MLA: Brand, Max. "Chapter VII. Joan Disobeys." The Seventh Man, in The Seventh Man, New York, The Century Co., 1899, Original Sources. 12 Jul. 2024.

Harvard: Brand, M, 'Chapter VII. Joan Disobeys' in The Seventh Man. cited in 1899, The Seventh Man, The Century Co., New York.
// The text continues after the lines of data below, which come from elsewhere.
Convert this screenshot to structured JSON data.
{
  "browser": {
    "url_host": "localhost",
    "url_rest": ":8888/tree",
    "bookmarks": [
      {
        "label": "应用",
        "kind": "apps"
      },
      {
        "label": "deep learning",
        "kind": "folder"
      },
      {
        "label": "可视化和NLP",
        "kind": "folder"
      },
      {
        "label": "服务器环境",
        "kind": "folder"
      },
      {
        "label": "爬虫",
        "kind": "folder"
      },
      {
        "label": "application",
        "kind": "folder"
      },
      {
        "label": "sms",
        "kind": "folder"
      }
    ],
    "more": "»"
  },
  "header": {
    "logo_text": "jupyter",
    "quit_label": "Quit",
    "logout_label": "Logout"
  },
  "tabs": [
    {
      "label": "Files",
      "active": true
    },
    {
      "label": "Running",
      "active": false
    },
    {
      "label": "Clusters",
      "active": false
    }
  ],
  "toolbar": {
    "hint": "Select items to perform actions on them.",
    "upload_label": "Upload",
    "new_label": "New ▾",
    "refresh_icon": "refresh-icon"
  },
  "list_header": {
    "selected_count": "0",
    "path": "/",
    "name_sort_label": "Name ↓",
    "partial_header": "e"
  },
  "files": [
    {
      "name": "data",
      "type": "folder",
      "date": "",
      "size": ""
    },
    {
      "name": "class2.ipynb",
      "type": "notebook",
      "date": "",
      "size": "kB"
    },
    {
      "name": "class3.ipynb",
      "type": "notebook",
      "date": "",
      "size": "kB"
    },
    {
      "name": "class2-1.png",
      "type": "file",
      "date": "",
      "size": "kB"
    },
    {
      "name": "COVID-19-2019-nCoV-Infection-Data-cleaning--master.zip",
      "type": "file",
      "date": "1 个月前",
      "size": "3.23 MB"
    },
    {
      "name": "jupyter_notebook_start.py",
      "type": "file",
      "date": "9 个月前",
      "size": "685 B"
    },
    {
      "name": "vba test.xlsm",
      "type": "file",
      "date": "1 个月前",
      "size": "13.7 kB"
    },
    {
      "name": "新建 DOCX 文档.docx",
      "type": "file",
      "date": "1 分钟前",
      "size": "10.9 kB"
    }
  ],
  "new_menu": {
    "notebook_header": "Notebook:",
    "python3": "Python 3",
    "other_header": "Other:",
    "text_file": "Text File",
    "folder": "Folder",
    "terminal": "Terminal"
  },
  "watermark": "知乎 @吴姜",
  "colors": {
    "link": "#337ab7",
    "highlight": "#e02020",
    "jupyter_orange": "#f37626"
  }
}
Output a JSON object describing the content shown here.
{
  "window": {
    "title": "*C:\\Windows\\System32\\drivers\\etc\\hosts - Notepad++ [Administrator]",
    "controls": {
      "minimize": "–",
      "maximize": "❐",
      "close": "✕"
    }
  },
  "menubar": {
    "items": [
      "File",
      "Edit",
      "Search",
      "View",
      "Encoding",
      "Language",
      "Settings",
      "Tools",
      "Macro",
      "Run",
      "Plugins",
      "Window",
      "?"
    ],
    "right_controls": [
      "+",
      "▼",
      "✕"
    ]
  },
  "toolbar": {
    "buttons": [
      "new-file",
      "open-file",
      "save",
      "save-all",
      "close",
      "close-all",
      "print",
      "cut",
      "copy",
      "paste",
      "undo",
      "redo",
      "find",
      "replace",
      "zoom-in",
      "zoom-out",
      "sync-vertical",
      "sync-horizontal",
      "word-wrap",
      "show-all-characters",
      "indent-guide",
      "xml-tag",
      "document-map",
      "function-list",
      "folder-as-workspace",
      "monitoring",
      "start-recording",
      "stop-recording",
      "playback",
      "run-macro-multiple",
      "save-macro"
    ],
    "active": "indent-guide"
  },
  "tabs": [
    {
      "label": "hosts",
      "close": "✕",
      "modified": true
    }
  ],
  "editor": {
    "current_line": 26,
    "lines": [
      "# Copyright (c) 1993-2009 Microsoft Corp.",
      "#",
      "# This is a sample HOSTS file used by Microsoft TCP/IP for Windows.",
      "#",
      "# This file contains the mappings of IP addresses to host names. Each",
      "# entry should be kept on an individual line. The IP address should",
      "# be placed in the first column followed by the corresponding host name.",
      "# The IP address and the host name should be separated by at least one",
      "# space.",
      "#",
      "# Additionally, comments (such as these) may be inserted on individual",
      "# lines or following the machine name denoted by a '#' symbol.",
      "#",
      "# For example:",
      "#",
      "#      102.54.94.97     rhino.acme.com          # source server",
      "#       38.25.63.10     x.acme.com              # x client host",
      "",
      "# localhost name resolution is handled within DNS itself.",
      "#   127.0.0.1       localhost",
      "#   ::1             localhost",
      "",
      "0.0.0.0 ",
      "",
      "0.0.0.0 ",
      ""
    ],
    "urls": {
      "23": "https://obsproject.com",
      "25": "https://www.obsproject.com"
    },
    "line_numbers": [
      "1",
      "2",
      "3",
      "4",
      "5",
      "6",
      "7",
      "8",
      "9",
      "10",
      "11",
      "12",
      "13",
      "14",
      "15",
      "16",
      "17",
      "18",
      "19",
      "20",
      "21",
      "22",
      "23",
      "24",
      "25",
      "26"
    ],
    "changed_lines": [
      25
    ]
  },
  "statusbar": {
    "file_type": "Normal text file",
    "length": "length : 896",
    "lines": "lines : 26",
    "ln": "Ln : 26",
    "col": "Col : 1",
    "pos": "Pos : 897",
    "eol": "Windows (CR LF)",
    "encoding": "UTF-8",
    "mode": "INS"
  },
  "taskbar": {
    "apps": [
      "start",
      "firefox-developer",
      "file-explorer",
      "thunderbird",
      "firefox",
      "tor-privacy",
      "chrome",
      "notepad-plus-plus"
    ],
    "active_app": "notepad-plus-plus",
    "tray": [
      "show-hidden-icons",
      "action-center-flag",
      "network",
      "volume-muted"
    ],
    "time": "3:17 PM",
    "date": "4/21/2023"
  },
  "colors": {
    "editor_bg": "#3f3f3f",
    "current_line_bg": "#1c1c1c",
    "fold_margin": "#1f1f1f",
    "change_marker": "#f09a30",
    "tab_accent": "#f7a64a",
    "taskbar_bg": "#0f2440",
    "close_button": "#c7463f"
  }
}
Original Sources, retrieved 12 July 2024, from